Guaranteed acceptance life insurance policies tend to be fairly easy to understand because the mechanics behind how they work can be found in the name. These policies provide guaranteed acceptance of applicants regardless of how old or healthy they may be.
This means neither a medical exam nor questions about your health history will impact whether or not you'll receive coverage. Implicitly, the policies guarantee acceptance to some level of coverage, and they also decrease the risk of insuring you by using what's known as a limited benefit or waiting period. If you pass away during the policy's waiting period, your beneficiaries won't be entitled to your policy's death benefit. You may find some waiting periods last between two and three years. As a way to prevent you from essentially paying for nothing, the life insurance company will repay any premiums you'd already paid, often plus interest.
Guaranteed acceptance policies are perfect for people who know they need protection but may be unable to get traditional coverage because they have poor health, are older or have other risk factors that cause providers to be wary of insuring them. If you receive a policy, remain current on your premiums (which never change as you age) and live beyond the waiting period, guaranteed acceptance insurance policies will pay out a death benefit to your beneficiaries.
Understandably, these policies come with higher costs than traditional whole life or term policies, meaning they carry higher relative costs while only offering lower amounts of coverage. As a result, many people often use guaranteed issue life insurance as a form of burial insurance to cover funeral expenses.
What Coverage Options Are Available?
When purchasing guaranteed acceptance life insurance, you have various options available for the types and amounts of coverage as well as the premiums you pay for it.

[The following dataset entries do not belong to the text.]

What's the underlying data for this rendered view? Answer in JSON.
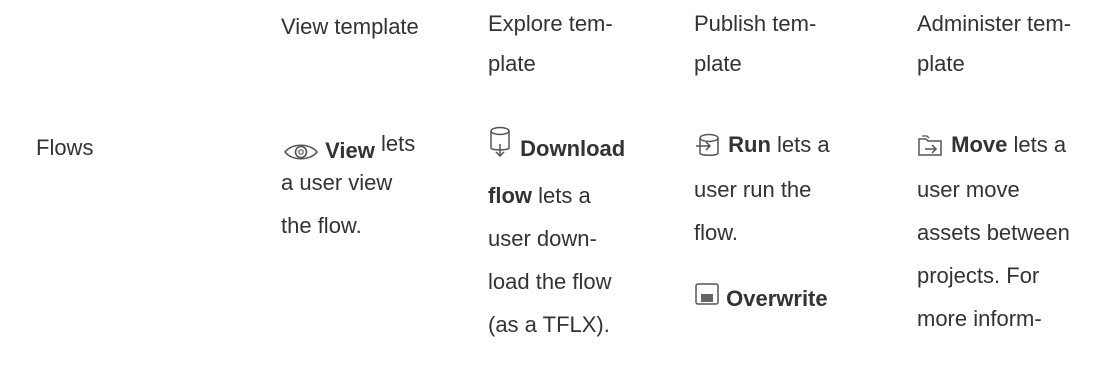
{
  "headers": [
    {
      "line1": "View template",
      "line2": ""
    },
    {
      "line1": "Explore tem-",
      "line2": "plate"
    },
    {
      "line1": "Publish tem-",
      "line2": "plate"
    },
    {
      "line1": "Administer tem-",
      "line2": "plate"
    }
  ],
  "row": {
    "label": "Flows",
    "view": {
      "icon": "eye-icon",
      "bold": "View",
      "lets": "lets",
      "lines": [
        "a user view",
        "the flow."
      ]
    },
    "explore": {
      "icon": "download-database-icon",
      "bold1": "Download",
      "bold2": "flow",
      "rest2": " lets a",
      "lines": [
        "user down-",
        "load the flow",
        "(as a TFLX)."
      ]
    },
    "publish": {
      "run_icon": "run-flow-icon",
      "run_bold": "Run",
      "run_rest": " lets a",
      "lines": [
        "user run the",
        "flow."
      ],
      "overwrite_icon": "save-icon",
      "overwrite_bold": "Overwrite"
    },
    "administer": {
      "icon": "move-icon",
      "bold": "Move",
      "rest": " lets a",
      "lines": [
        "user move",
        "assets between",
        "projects. For",
        "more inform-"
      ]
    }
  }
}
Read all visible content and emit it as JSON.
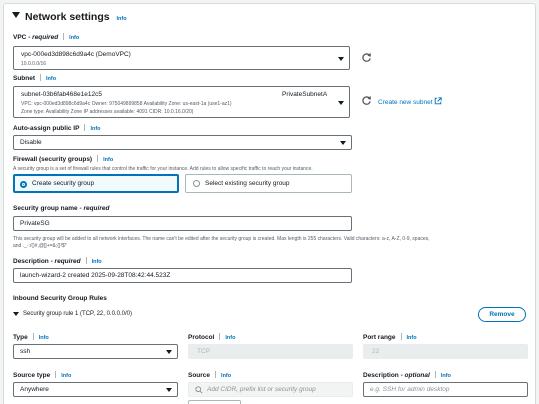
{
  "section": {
    "title": "Network settings",
    "info": "Info"
  },
  "vpc": {
    "label": "VPC",
    "required": "- required",
    "info": "Info",
    "value": "vpc-000ed3d898c6d9a4c (DemoVPC)",
    "cidr": "10.0.0.0/16"
  },
  "subnet": {
    "label": "Subnet",
    "info": "Info",
    "id": "subnet-03b6fab468e1e12c5",
    "name": "PrivateSubnetA",
    "line1": "VPC: vpc-000ed3d898c6d9a4c    Owner: 975049899858    Availability Zone: us-east-1a (use1-az1)",
    "line2": "Zone type: Availability Zone    IP addresses available: 4091    CIDR: 10.0.16.0/20)",
    "create_link": "Create new subnet"
  },
  "auto_assign": {
    "label": "Auto-assign public IP",
    "info": "Info",
    "value": "Disable"
  },
  "firewall": {
    "label": "Firewall (security groups)",
    "info": "Info",
    "description": "A security group is a set of firewall rules that control the traffic for your instance. Add rules to allow specific traffic to reach your instance.",
    "option_create": "Create security group",
    "option_existing": "Select existing security group"
  },
  "sg_name": {
    "label": "Security group name",
    "required": "- required",
    "value": "PrivateSG",
    "help1": "This security group will be added to all network interfaces. The name can't be edited after the security group is created. Max length is 255 characters. Valid characters: a-z, A-Z, 0-9, spaces,",
    "help2": "and ._-:/()#,@[]+=&;{}!$*"
  },
  "description": {
    "label": "Description",
    "required": "- required",
    "info": "Info",
    "value": "launch-wizard-2 created 2025-09-28T08:42:44.523Z"
  },
  "inbound": {
    "title": "Inbound Security Group Rules",
    "rule_title": "Security group rule 1 (TCP, 22, 0.0.0.0/0)",
    "remove": "Remove",
    "type_label": "Type",
    "type_info": "Info",
    "type_value": "ssh",
    "protocol_label": "Protocol",
    "protocol_info": "Info",
    "protocol_value": "TCP",
    "port_label": "Port range",
    "port_info": "Info",
    "port_value": "22",
    "source_type_label": "Source type",
    "source_type_info": "Info",
    "source_type_value": "Anywhere",
    "source_label": "Source",
    "source_info": "Info",
    "source_placeholder": "Add CIDR, prefix list or security group",
    "desc_label": "Description",
    "desc_optional": "- optional",
    "desc_info": "Info",
    "desc_placeholder": "e.g. SSH for admin desktop"
  },
  "colors": {
    "accent": "#0073bb",
    "border": "#687078",
    "text": "#16191f"
  }
}
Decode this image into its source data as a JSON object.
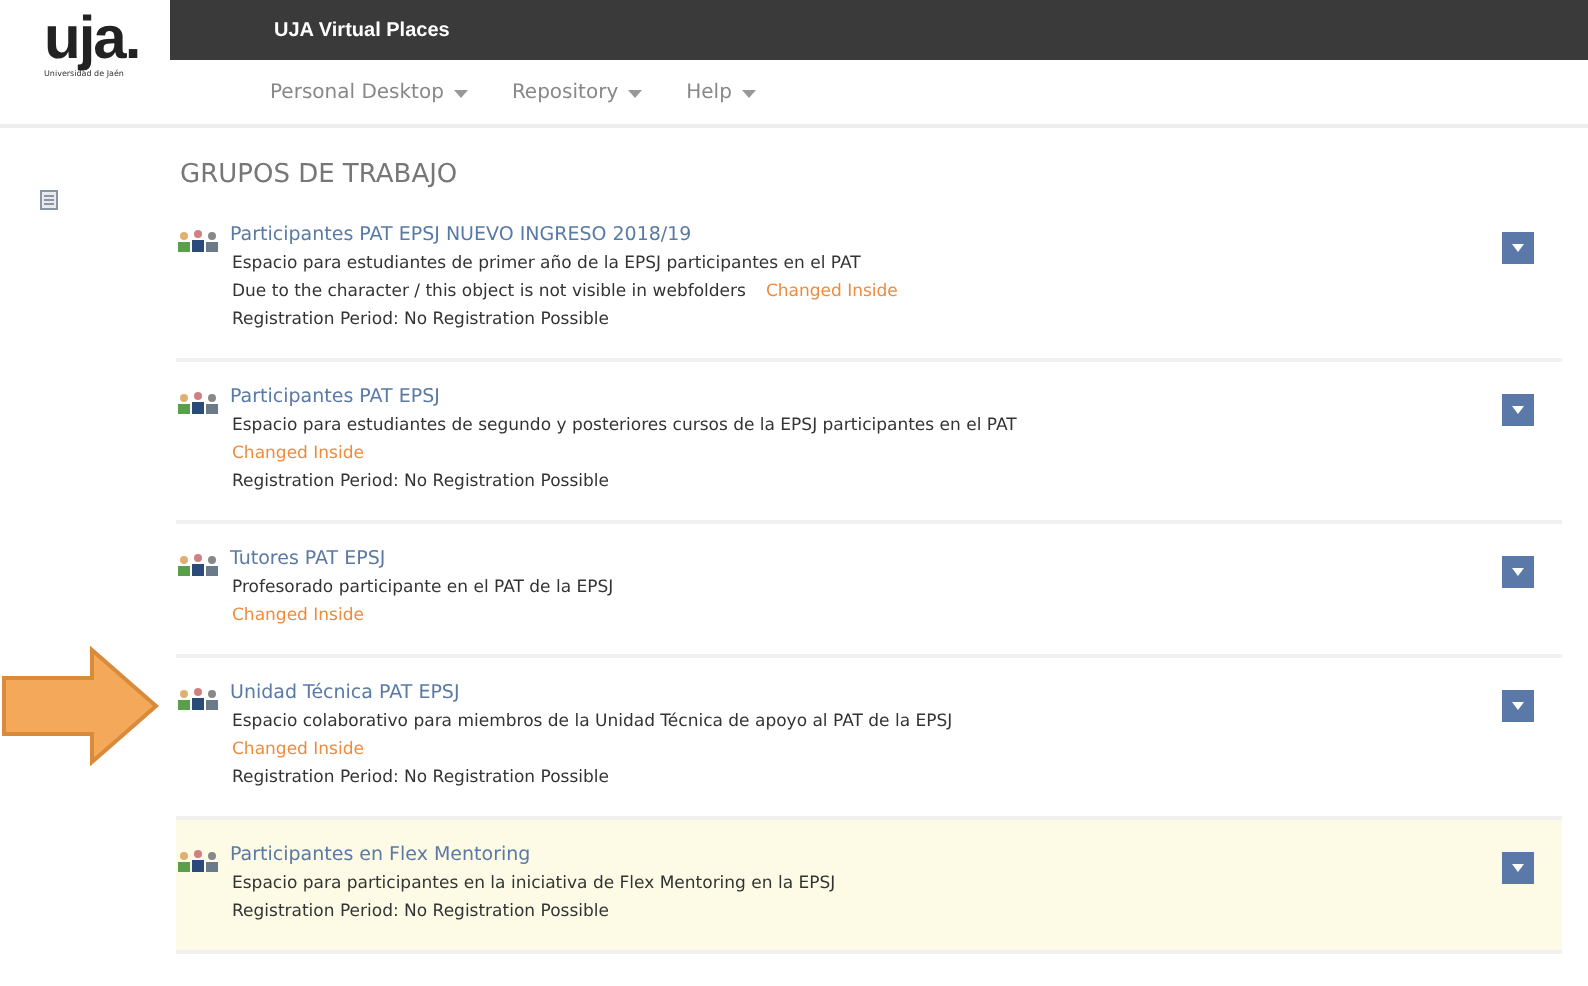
{
  "logo": {
    "mark": "uja.",
    "caption": "Universidad de Jaén"
  },
  "header": {
    "title": "UJA Virtual Places"
  },
  "nav": [
    {
      "label": "Personal Desktop"
    },
    {
      "label": "Repository"
    },
    {
      "label": "Help"
    }
  ],
  "section": {
    "title": "GRUPOS DE TRABAJO"
  },
  "items": [
    {
      "title": "Participantes PAT EPSJ NUEVO INGRESO 2018/19",
      "description": "Espacio para estudiantes de primer año de la EPSJ participantes en el PAT",
      "notice": "Due to the character / this object is not visible in webfolders",
      "status": "Changed Inside",
      "registration": "Registration Period: No Registration Possible",
      "highlighted": false,
      "pointed": false
    },
    {
      "title": "Participantes PAT EPSJ",
      "description": "Espacio para estudiantes de segundo y posteriores cursos de la EPSJ participantes en el PAT",
      "status": "Changed Inside",
      "registration": "Registration Period: No Registration Possible",
      "highlighted": false,
      "pointed": false
    },
    {
      "title": "Tutores PAT EPSJ",
      "description": "Profesorado participante en el PAT de la EPSJ",
      "status": "Changed Inside",
      "highlighted": false,
      "pointed": false
    },
    {
      "title": "Unidad Técnica PAT EPSJ",
      "description": "Espacio colaborativo para miembros de la Unidad Técnica de apoyo al PAT de la EPSJ",
      "status": "Changed Inside",
      "registration": "Registration Period: No Registration Possible",
      "highlighted": false,
      "pointed": true
    },
    {
      "title": "Participantes en Flex Mentoring",
      "description": "Espacio para participantes en la iniciativa de Flex Mentoring en la EPSJ",
      "registration": "Registration Period: No Registration Possible",
      "highlighted": true,
      "pointed": false
    }
  ]
}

Because guaranteed acceptance policies are whole life policies, they last your entire lifetime. They also share the ability to build a cash value after your first year or two of coverage, allowing you to borrow against this at a guaranteed rate of interest.
Your cash value will build as you pay premiums on your policy. These payments won't increase each year and will remain the same so long as you keep your insurance policy active. Likewise, your coverage won't decrease as you grow older or if your health changes nor will it be canceled if you remain current on your premiums.

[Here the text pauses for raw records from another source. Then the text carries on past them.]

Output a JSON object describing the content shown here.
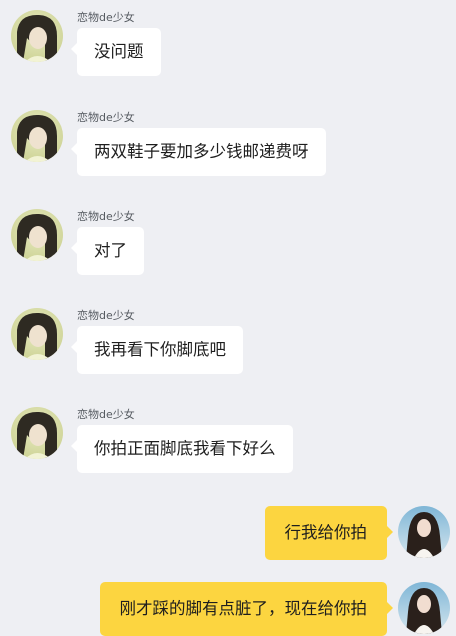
{
  "messages": [
    {
      "sender": "恋物de少女",
      "text": "没问题",
      "side": "left"
    },
    {
      "sender": "恋物de少女",
      "text": "两双鞋子要加多少钱邮递费呀",
      "side": "left"
    },
    {
      "sender": "恋物de少女",
      "text": "对了",
      "side": "left"
    },
    {
      "sender": "恋物de少女",
      "text": "我再看下你脚底吧",
      "side": "left"
    },
    {
      "sender": "恋物de少女",
      "text": "你拍正面脚底我看下好么",
      "side": "left"
    },
    {
      "text": "行我给你拍",
      "side": "right"
    },
    {
      "text": "刚才踩的脚有点脏了，现在给你拍",
      "side": "right"
    }
  ],
  "colors": {
    "background": "#eeeff3",
    "incoming_bubble": "#ffffff",
    "outgoing_bubble": "#fcd540",
    "sender_name": "#555a60"
  }
}
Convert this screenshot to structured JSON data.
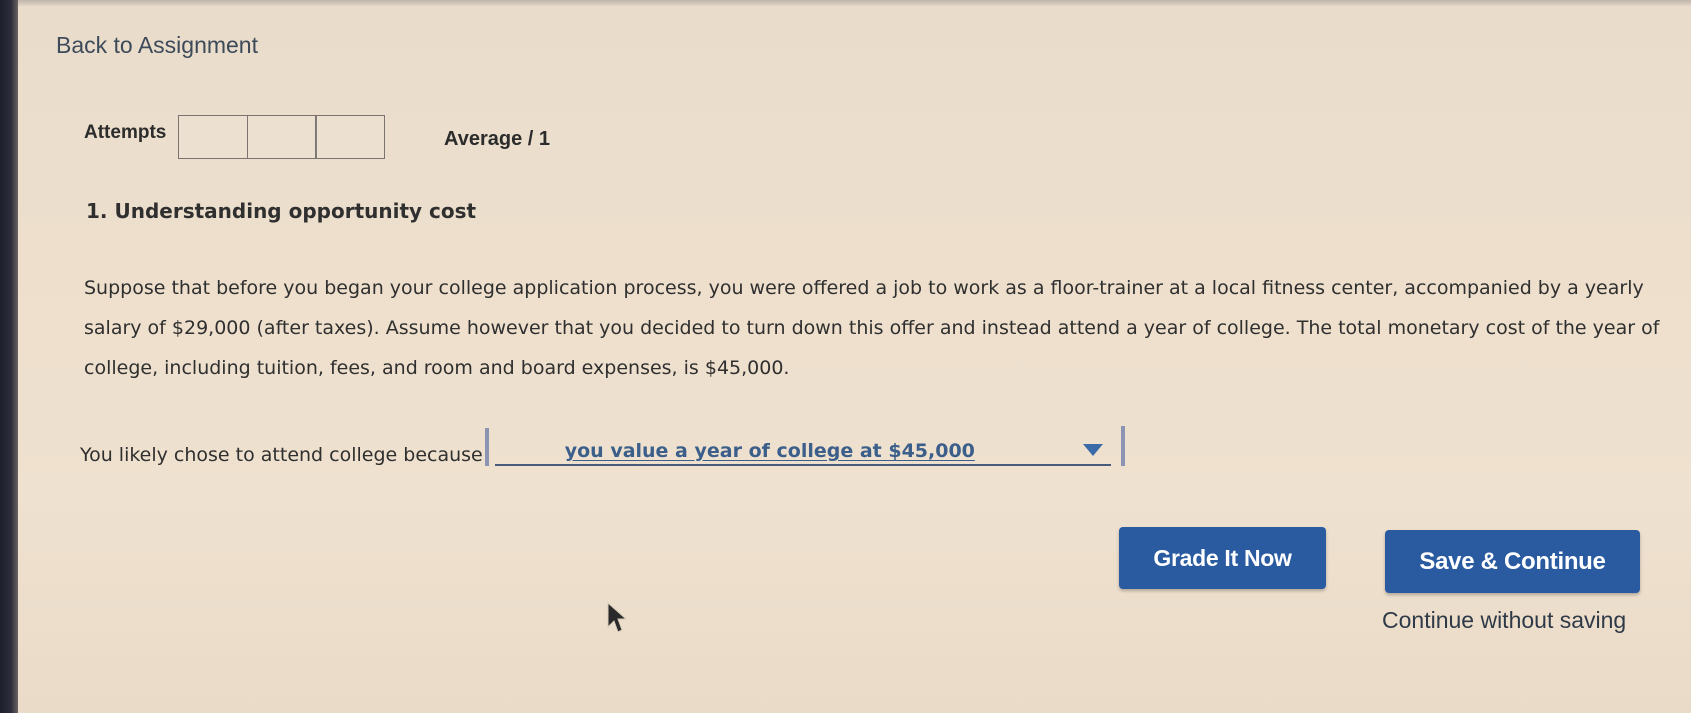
{
  "nav": {
    "back_label": "Back to Assignment"
  },
  "attempts": {
    "label": "Attempts",
    "box_count": 3,
    "average_text": "Average / 1"
  },
  "question": {
    "title": "1. Understanding opportunity cost",
    "body": "Suppose that before you began your college application process, you were offered a job to work as a floor-trainer at a local fitness center, accompanied by a yearly salary of $29,000 (after taxes). Assume however that you decided to turn down this offer and instead attend a year of college. The total monetary cost of the year of college, including tuition, fees, and room and board expenses, is $45,000.",
    "prompt": "You likely chose to attend college because",
    "dropdown": {
      "selected": "you value a year of college at $45,000",
      "icon": "chevron-down-icon"
    }
  },
  "actions": {
    "grade_label": "Grade It Now",
    "save_label": "Save & Continue",
    "continue_label": "Continue without saving"
  },
  "colors": {
    "background": "#eddfcc",
    "button": "#2a5aa0",
    "dropdown_text": "#3b5f8a"
  }
}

Who Is Guaranteed Acceptance Life Insurance Right For?
Guaranteed acceptance life insurance is a good choice for someone who needs life insurance but can't get coverage through a traditional insurance policy. These policies are designed for someone who may have serious health problems or who may be in need of near-term death benefits to cover the cost of their funeral and/or related death and estate settlement expenses.
It's best to use this type of policy for burial expenses as the policies offer little in terms of benefits or protection aside from guaranteeing acceptance and not being determined by health history.

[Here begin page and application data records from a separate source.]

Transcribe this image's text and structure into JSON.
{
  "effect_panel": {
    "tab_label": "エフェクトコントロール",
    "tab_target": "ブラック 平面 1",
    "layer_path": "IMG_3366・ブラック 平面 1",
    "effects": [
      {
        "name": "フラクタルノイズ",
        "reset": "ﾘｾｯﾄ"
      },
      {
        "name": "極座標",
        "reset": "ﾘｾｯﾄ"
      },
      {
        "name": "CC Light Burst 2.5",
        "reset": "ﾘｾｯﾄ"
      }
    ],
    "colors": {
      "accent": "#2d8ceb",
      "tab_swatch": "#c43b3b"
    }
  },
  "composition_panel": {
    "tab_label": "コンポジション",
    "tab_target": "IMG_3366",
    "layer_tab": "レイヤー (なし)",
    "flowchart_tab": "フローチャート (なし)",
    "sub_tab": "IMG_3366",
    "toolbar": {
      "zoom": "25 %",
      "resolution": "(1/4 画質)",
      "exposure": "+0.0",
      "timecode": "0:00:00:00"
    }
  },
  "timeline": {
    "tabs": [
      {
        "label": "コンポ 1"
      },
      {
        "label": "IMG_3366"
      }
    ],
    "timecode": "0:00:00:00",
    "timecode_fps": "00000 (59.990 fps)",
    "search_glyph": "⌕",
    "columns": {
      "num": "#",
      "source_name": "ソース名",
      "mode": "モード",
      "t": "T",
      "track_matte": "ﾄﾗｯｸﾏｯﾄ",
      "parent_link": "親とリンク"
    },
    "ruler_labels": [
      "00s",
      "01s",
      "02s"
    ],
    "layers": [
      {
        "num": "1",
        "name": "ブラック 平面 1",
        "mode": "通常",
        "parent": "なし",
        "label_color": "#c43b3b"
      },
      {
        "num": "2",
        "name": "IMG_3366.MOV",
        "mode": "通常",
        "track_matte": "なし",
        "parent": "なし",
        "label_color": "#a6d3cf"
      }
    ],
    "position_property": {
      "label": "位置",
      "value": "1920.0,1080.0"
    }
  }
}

Can You Have More than One Life Insurance Policy?
You can carry more than one insurance policy from different companies, though you'll need to disclose this to each insurer when applying. Providers want to understand your current coverage and verify that any previous applications you've submitted to other insurers were for reasonable amounts.
If you need additional coverage through a guaranteed acceptance policy on top of an existing life insurance policy, this could be a good option so long as you want the original policy's proceeds to go toward sustaining your dependents and the guaranteed acceptance policy to be put only toward burial expenses. This way, you can keep the policy payouts earmarked for different purposes, making it easier to prepare an accurate projection of your survivors' financial needs without jeopardizing their financial well-being.
If these policies sound like they might be a good fit for your needs, consider consulting with a financial professional who can help you decide which one will be best for your situation. A qualified advisor from a trusted company can guide you toward a solution tailored to your situation.